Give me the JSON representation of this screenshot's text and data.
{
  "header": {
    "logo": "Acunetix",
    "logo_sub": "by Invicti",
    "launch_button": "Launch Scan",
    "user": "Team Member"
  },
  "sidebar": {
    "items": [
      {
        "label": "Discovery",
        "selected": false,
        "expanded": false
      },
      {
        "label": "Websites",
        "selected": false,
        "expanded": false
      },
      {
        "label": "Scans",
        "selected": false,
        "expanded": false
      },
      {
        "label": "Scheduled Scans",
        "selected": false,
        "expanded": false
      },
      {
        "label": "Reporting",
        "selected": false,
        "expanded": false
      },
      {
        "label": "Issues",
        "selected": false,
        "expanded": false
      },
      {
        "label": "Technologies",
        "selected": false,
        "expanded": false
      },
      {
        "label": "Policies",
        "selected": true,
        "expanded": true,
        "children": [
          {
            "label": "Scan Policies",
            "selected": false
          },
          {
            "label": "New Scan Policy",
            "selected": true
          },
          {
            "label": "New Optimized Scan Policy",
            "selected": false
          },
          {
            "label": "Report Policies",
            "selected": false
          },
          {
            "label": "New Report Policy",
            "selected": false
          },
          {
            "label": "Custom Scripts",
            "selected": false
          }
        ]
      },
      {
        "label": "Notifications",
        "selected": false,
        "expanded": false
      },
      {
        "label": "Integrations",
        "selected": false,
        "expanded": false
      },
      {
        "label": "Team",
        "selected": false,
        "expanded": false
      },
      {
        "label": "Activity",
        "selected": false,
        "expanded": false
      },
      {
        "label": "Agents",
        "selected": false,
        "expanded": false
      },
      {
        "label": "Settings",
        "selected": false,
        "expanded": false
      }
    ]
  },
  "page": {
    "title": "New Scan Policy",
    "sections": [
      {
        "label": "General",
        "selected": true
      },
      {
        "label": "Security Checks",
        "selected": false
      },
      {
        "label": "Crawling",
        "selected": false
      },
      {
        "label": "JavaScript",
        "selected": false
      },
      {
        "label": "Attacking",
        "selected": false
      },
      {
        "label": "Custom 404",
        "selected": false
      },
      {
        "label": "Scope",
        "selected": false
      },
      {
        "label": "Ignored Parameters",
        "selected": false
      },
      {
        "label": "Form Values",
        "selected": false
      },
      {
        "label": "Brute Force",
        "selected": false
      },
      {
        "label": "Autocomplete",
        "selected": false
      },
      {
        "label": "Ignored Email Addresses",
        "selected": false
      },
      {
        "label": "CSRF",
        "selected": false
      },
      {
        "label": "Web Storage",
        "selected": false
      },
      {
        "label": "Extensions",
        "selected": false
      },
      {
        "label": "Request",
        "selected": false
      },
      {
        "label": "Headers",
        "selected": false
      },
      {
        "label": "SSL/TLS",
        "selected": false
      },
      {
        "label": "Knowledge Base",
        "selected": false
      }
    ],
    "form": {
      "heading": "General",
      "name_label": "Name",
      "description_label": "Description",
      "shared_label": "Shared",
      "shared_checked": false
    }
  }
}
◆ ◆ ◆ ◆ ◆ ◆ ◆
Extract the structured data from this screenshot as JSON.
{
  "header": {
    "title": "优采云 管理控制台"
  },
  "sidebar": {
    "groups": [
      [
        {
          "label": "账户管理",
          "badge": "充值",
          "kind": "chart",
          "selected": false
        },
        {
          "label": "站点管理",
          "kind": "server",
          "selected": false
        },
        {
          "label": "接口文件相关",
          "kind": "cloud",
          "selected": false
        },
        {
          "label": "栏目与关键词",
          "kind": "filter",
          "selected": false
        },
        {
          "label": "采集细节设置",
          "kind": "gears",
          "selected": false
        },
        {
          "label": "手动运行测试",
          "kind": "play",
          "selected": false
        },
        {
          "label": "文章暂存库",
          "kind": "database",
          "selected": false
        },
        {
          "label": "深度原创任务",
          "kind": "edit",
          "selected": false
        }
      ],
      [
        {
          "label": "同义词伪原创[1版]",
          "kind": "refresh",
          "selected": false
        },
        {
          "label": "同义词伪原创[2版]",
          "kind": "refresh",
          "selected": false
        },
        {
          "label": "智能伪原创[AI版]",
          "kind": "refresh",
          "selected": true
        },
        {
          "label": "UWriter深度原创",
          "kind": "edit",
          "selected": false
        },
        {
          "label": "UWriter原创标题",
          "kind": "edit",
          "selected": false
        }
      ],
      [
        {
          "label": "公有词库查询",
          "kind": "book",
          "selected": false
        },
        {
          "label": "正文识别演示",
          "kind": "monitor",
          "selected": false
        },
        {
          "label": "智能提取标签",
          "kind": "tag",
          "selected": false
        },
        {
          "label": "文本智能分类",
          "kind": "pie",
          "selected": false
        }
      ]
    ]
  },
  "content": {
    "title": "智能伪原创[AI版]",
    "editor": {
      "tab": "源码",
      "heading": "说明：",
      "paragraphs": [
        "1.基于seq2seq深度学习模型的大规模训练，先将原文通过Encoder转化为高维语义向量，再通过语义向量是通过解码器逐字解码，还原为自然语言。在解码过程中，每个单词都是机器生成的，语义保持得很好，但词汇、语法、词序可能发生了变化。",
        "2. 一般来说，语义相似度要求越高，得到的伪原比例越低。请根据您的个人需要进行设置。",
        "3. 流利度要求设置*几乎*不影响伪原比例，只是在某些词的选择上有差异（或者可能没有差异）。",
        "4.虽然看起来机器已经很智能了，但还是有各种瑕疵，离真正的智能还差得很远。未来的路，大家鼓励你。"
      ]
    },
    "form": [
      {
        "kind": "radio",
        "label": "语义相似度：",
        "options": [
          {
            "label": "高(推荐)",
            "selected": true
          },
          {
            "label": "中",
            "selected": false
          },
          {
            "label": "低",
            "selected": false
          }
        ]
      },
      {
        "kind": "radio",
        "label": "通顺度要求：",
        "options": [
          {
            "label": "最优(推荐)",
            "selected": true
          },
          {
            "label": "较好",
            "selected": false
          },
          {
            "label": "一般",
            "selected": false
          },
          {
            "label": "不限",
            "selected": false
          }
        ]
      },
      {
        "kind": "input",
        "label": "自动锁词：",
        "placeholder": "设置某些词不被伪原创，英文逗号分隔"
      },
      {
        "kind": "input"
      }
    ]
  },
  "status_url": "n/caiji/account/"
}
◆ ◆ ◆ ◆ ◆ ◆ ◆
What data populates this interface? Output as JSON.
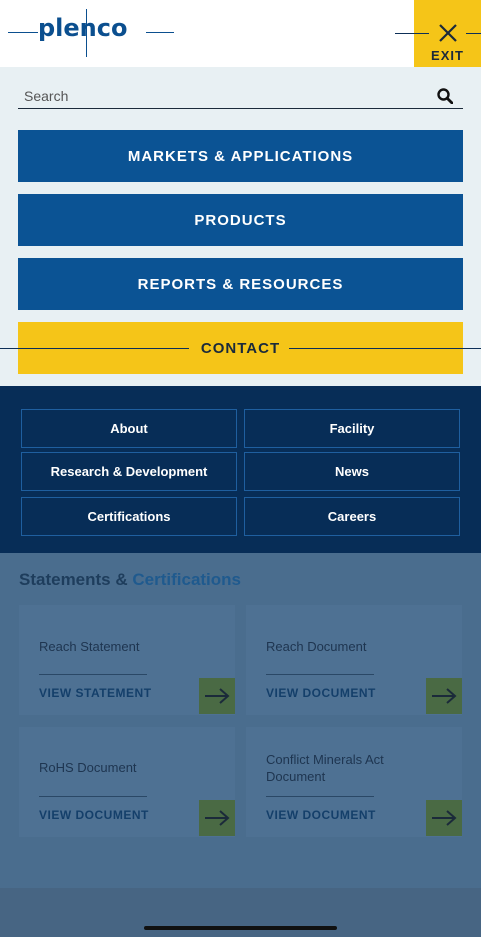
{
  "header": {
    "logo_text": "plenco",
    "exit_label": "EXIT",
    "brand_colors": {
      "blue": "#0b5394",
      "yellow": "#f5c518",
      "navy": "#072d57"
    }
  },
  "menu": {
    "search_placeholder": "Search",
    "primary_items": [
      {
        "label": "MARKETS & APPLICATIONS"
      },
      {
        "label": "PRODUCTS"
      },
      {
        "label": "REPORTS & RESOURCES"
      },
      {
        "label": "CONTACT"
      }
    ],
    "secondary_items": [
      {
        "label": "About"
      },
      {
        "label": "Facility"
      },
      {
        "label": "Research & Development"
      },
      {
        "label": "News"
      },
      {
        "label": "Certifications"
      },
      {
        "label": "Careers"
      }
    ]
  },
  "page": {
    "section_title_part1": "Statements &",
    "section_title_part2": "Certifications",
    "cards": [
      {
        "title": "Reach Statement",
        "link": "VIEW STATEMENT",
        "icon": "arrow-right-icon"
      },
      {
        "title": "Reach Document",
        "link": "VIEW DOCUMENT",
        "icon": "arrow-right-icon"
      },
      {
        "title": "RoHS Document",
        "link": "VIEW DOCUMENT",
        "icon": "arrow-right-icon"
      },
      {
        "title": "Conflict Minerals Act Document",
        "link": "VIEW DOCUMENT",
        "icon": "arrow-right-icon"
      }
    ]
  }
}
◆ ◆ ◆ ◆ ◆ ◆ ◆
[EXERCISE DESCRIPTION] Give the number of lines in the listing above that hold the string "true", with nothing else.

[RESPONSE FOR THIS EXERCISE] 7